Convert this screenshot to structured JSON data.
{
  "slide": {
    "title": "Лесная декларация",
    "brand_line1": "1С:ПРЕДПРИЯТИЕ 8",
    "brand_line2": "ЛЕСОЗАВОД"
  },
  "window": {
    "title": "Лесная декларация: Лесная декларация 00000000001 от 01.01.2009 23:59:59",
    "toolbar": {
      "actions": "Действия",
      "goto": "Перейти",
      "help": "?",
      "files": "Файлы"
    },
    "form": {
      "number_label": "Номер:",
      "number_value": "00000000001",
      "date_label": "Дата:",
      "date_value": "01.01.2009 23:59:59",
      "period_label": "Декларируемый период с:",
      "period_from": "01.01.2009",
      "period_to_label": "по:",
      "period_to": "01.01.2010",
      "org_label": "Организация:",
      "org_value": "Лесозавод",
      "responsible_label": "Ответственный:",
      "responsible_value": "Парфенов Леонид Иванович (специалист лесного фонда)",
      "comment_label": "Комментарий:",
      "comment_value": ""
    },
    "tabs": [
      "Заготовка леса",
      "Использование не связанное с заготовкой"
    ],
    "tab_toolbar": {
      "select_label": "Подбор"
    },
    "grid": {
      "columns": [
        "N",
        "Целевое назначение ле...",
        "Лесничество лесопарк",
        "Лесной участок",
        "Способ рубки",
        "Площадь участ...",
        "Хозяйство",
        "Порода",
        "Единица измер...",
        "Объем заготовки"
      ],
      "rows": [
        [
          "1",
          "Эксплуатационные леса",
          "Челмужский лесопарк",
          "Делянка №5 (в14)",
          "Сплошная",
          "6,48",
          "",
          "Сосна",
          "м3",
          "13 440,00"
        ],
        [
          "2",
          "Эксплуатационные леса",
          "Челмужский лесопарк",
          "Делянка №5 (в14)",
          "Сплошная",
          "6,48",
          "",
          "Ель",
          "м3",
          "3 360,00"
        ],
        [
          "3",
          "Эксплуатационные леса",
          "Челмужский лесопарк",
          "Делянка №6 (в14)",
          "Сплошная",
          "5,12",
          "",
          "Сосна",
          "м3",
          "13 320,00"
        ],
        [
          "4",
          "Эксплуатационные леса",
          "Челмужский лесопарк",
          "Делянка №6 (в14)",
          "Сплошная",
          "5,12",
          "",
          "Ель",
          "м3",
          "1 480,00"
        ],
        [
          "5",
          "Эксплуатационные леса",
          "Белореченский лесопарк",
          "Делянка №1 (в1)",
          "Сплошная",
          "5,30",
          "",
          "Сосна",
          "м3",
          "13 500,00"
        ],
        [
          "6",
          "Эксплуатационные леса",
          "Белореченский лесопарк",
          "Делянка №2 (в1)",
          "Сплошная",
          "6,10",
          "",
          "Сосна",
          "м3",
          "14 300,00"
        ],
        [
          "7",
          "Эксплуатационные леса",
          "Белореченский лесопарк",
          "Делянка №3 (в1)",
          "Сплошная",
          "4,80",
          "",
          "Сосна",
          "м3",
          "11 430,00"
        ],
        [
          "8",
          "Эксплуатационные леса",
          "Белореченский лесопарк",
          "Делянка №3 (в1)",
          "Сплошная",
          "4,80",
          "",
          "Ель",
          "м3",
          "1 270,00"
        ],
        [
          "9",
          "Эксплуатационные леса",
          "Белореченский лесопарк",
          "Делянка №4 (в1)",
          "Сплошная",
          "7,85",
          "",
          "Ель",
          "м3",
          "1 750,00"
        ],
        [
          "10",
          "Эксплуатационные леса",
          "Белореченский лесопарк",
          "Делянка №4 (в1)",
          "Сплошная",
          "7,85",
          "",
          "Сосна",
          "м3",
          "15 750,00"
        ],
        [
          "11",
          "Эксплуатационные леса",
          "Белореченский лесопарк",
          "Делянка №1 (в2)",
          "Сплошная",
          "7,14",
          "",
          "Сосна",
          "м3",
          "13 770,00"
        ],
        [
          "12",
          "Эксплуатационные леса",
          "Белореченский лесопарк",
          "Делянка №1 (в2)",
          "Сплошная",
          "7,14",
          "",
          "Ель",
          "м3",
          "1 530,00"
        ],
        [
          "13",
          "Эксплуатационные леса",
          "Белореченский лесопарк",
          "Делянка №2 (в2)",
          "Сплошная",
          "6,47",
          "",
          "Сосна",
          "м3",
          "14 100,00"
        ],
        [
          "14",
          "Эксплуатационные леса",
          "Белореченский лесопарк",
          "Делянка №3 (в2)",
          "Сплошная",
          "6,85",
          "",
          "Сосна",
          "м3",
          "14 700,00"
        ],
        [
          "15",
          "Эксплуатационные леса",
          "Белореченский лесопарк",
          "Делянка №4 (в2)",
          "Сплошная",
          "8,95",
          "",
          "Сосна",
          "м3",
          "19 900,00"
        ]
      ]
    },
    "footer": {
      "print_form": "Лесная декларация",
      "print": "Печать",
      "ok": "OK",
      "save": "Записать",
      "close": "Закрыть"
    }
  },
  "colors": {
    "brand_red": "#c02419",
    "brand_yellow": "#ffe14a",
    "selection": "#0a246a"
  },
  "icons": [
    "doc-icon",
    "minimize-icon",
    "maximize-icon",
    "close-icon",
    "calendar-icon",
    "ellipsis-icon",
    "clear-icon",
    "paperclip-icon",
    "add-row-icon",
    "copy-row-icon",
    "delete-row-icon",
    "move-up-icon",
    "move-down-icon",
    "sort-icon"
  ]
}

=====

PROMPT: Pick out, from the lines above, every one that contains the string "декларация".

OUTPUT:
    "title": "Лесная декларация",
    "title": "Лесная декларация: Лесная декларация 00000000001 от 01.01.2009 23:59:59",
      "print_form": "Лесная декларация",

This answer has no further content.